Supplied material

· · ·

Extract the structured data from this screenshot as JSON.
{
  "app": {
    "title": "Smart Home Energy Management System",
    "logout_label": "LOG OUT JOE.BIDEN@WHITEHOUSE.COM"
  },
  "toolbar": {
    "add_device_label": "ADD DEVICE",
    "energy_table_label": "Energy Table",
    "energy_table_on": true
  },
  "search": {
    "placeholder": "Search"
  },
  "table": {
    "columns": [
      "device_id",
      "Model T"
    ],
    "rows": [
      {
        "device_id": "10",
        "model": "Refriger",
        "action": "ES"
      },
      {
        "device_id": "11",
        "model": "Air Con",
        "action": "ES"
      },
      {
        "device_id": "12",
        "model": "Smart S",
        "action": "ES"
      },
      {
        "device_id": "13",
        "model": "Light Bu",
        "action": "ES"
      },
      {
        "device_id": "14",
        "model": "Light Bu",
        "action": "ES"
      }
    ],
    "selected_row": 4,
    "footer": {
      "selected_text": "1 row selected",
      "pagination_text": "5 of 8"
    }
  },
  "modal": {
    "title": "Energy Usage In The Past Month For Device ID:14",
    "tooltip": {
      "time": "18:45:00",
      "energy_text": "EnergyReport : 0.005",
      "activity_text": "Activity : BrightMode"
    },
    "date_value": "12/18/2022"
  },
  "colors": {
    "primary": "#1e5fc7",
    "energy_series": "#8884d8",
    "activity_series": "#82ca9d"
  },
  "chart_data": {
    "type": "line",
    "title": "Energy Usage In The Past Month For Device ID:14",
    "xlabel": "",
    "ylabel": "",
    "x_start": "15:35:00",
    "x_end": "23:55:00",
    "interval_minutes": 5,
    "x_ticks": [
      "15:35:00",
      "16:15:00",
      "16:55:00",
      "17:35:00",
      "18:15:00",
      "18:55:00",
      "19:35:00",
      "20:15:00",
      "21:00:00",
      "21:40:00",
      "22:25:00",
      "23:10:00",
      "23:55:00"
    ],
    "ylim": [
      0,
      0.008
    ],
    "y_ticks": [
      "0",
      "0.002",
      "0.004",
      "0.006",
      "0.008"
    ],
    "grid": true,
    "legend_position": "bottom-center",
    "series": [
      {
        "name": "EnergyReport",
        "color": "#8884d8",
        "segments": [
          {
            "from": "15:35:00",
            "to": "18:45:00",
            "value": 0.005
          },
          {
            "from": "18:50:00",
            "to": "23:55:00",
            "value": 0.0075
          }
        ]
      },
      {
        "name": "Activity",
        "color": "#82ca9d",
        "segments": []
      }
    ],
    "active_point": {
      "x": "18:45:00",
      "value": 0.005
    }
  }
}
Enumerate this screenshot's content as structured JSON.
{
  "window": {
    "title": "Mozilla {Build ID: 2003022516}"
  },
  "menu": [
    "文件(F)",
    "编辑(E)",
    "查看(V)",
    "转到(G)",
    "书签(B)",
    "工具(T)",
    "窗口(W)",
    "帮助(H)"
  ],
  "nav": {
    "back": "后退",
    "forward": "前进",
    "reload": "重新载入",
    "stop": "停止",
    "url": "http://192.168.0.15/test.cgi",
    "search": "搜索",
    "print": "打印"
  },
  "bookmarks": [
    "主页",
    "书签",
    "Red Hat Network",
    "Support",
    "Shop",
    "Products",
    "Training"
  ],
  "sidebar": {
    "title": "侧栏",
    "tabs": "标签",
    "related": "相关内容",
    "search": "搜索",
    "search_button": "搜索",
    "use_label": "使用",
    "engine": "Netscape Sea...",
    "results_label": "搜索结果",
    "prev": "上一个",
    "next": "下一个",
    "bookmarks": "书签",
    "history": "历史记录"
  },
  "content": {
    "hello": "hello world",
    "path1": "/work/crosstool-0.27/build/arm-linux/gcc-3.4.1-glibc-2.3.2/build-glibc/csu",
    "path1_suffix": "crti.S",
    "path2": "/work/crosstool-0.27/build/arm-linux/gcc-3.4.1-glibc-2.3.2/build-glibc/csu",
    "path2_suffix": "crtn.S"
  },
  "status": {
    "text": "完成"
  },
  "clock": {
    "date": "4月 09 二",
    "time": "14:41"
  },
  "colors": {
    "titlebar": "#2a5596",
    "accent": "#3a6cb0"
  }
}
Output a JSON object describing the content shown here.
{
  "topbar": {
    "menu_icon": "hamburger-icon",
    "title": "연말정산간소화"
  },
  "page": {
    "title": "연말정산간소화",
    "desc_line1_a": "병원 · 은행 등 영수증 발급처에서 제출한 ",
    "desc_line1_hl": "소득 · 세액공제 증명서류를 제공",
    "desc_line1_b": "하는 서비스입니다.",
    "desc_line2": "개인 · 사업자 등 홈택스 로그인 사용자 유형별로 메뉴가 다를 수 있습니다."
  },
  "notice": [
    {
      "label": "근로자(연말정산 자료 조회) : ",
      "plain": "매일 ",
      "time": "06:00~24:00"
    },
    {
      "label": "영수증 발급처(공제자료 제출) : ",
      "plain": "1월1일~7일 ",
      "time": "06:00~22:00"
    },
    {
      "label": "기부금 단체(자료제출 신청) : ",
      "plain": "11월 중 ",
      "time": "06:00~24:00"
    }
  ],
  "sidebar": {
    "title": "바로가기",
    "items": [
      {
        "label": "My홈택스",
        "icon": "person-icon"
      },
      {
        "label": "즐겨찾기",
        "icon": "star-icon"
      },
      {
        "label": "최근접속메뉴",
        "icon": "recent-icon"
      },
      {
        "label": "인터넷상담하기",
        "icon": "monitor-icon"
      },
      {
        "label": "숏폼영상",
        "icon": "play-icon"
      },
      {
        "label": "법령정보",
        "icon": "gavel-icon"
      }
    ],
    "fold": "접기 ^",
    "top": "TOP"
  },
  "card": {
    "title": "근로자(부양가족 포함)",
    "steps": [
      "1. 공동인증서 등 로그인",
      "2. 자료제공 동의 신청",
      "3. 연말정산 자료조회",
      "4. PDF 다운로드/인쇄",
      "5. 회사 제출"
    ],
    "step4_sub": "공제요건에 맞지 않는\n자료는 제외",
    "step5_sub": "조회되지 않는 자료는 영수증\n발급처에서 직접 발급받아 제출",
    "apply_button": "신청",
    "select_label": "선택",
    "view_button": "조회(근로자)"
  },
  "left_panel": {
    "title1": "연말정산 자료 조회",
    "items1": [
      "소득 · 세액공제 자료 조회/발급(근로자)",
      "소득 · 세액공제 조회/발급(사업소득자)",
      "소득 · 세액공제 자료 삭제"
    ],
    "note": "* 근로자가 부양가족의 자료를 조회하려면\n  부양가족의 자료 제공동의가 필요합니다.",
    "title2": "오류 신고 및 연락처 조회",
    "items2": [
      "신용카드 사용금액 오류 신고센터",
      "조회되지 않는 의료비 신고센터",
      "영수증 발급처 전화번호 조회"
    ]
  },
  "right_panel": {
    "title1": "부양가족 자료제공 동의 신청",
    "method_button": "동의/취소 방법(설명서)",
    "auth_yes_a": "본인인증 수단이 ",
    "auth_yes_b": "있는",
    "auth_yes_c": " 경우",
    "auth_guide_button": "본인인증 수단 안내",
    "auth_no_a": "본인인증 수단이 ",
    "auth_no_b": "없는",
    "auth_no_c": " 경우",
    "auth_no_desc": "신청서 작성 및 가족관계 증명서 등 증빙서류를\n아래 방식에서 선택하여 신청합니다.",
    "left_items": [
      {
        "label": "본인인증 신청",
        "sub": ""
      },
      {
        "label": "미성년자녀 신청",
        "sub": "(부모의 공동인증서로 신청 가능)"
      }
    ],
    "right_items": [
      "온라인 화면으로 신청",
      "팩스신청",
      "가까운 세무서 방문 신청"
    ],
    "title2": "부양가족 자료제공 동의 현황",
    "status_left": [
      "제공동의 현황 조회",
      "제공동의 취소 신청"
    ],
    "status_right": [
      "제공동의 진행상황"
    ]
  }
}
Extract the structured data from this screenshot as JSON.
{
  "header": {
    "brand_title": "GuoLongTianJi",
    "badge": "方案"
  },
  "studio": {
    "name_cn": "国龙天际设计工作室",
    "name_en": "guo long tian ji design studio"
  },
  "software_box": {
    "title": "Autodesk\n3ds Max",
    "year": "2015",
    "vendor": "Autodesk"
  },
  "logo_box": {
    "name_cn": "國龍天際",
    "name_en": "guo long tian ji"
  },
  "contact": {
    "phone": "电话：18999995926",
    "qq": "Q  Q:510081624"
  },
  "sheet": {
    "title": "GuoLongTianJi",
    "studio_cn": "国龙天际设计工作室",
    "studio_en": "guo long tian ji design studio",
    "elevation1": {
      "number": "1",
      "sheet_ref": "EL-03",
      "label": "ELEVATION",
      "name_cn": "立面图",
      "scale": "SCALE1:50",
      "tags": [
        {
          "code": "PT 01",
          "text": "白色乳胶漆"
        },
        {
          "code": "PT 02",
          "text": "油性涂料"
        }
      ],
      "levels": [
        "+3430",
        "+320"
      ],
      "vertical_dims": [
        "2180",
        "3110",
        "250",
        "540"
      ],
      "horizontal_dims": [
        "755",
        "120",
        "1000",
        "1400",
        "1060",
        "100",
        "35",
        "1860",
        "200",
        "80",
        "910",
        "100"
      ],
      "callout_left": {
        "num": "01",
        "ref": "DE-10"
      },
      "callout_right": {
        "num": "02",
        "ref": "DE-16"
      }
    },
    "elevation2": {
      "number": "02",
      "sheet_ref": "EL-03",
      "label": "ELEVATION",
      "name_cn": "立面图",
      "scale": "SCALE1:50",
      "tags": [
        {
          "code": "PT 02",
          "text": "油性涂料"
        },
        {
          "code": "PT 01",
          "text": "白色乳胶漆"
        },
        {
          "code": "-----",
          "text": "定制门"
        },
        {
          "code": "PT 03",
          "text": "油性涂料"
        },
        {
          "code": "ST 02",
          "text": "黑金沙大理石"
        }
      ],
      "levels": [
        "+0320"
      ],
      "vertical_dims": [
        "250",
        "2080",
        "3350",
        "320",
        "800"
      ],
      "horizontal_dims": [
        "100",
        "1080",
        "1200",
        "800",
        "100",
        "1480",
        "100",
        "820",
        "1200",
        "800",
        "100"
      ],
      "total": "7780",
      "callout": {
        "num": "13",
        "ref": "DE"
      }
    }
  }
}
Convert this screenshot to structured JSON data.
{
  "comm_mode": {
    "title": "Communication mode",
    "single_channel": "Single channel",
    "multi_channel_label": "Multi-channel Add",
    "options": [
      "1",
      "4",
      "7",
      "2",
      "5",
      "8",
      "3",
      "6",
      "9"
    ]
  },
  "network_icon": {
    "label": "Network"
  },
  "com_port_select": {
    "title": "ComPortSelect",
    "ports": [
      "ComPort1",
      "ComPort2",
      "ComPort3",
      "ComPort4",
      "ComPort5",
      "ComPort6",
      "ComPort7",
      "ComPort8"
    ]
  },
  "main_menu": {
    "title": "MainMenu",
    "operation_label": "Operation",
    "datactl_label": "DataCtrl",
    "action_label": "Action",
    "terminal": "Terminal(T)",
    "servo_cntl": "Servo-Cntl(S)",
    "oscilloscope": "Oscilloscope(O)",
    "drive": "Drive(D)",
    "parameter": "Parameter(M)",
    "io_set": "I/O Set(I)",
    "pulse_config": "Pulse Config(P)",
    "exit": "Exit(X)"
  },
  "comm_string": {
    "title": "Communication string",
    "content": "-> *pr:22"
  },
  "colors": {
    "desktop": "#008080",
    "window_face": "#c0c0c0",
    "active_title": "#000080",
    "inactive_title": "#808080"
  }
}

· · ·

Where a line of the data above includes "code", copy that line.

Your solution
          "code": "PT 01",
          "code": "PT 02",
          "code": "PT 02",
          "code": "PT 01",
          "code": "-----",
          "code": "PT 03",
          "code": "ST 02",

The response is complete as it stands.